Three days, 30 games, $500,000 on the line. The inaugural edition of The Basketball Tournament delivered 72 hours of nearly non-stop action, delivering on its promise of an open March Madness-style tournament at Philadelphia University.

TBT brought out players from all walks. There were former NBA players, overseas stars, full college alumni squads and NCAA standouts alike, all putting it on the line for the winner-take-all prize.

After playing four 36-minute games in three short days, two wildly different squads were left standing: Notre Dame Fighting Alumni, a group of former Irish players from across several years at the university, and Team Barstool, pulled together by the founders of Barstool Sports and featuring former NBA players Dahntay Jones, Matt Walsh and Josh Boone, as well as a host of former college stars. After dominating its first three games, Barstool had to fight through overtime against a team featuring Smush Parker and Luke Bonner, brother of Spurs’ Matt Bonner.

The Barstool and Notre Dame will face off on June 28—each team will choose a potential location to hold the championship game, and fans will get the chance to vote on which team will host.

The level of play exceeded expectations, even for the tournament’s creator and director, Jon Mugar.

“When we first opened the doors, it’s a new concept,” Mugar said. “Within a couple of days, the Cornell 2010 alumni team signed up, and it was a surprise as to the caliber of team signing up after that.”

On top of Notre Dame, Cornell, and a team from Villanova, Air Force Bomb Squad, a collection of former players from the Air Force Academy that reunited for the weekend. The team included one Airman who had to get leave from his training program in Alabama. Unfortunately, Bomb Squad and its sharp Princeton offense were eliminated in the first round, despite digging out of a double-digit hole.

“We’re just trying to enjoy our time together while we have it,” said Matt Holland. “I think it’s tough [to be eliminated] because we don’t play basketball for a living, none of us really put serious time into being in the gym.”

Aside from a shot at taking home a share of the half-million dollar prize, participants came to play for plenty of reasons. Nikki Teasley, the former WNBA All-Star point guard, was the only female participating in TBT. Although her team, Teasley’s All Stars, was bounced in the opening round, she still met her goal of getting her WNBA comeback rolling.

“I’ve been training, this is kind of like my coming out to let people know I’ve been working to get back to the WNBA, hopefully in the next year or two,” said Teasley, who has spoken to two WNBA teams.

The former Tar Heel also was hoping to send a message to the girls in her AAU program, Teasley Assist, based in Maryland.

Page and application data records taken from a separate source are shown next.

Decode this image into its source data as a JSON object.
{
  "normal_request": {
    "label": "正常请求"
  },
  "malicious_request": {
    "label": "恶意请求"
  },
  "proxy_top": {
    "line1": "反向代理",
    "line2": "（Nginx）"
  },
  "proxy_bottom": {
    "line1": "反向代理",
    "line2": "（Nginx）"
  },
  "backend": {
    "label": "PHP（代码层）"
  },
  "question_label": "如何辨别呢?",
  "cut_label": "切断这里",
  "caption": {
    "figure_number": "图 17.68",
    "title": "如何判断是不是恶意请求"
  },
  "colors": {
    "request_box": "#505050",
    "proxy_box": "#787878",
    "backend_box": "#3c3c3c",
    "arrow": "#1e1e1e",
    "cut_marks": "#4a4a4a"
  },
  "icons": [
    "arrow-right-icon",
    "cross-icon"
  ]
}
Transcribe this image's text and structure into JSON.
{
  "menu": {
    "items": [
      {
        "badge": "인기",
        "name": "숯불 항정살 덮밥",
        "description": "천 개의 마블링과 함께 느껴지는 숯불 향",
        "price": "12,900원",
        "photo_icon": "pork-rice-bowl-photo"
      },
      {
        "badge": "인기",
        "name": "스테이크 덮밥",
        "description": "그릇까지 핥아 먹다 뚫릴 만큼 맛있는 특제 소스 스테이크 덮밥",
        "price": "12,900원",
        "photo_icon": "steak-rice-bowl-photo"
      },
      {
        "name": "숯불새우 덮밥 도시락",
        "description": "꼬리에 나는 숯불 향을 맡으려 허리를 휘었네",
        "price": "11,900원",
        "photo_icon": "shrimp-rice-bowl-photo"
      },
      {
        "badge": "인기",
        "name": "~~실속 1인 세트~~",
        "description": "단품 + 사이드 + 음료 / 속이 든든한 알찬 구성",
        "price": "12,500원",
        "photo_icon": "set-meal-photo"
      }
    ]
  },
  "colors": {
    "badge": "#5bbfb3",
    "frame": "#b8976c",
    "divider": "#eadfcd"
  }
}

“I’m always looking to do something different. This was a big deal to let young women know they can do anything they imagine.”

After spending time in the NBA D-League and China, YouTube sensation Aquille “The Crime Stopper” Carr joined up with Rep Your City, along with several former University of Miami players, as he prepares for a shot at the NBA Draft. Carr said he’ll go back to China, where he spent part of this past season, if he doesn’t get an NBA shot.

“It’s my first time getting out here running with these guys. We just need to get out there and play basketball,” Carr said before his team ran through its opening round matchup.

The 5-6 Carr was involved in one of the highlights of the weekend, tossing a half court alley-oop pass in his team’s opening game that made it to the No. 1 spot on SportsCenter’s Top 10.

Of course, part of the draw was the healthy purse going to the winner. “One of the hurdles at the outset was trying to prove that this is a real event with real money on the line, that they’re really going to get paid out,” Mugar said.

Some players were in disbelief when they heard about the fat paycheck waiting for the winner.

“I thought the money was fake at first,” said Chris Wright, the former Georgetown point guard. “It caught me off guard.”

Matt Walsh, the curly-headed Florida star of the early-2000s, had no qualms about coming out for a crack at the cash.

“I’m just here for the money,” said the Philadelphia-area native in between jokes from David Portnoy and Dan Katz from from Barstool.

While the Barstool leaders are debating between locations like Las Vegas and Nantucket, as well as their home-base in Boston, the Fighting Alumni squad hopes to take the game to either South Bend or Chicago to play it in front of the Irish faithful.

“Notre Dame is the embodiment of the word ‘family,’” Carter said. “Anytime Notre Dame wins, it could be checkers, it could be anything, you’ll have a million followers because it’s blue and gold.”

They also have some plans for the money. Longtime Irish coach Mike Brey is heavily involved in Coaches vs. Cancer, and the Notre Dame team plans to donate a portion of their winnings – $100,000 – to the organization.

Mugar said after the conclusion of the semifinal games that he felt the inaugural tournament was a huge success.

“Thirty games over three days without a hitch,” he said proudly. “Next year, we’ll look to add more tournaments, maybe in Chicago and New York.”

For now, fans can visit thetournament.com to vote on which team will get to host the championship game, and check out the photos above, courtesy of The Basketball Tournament.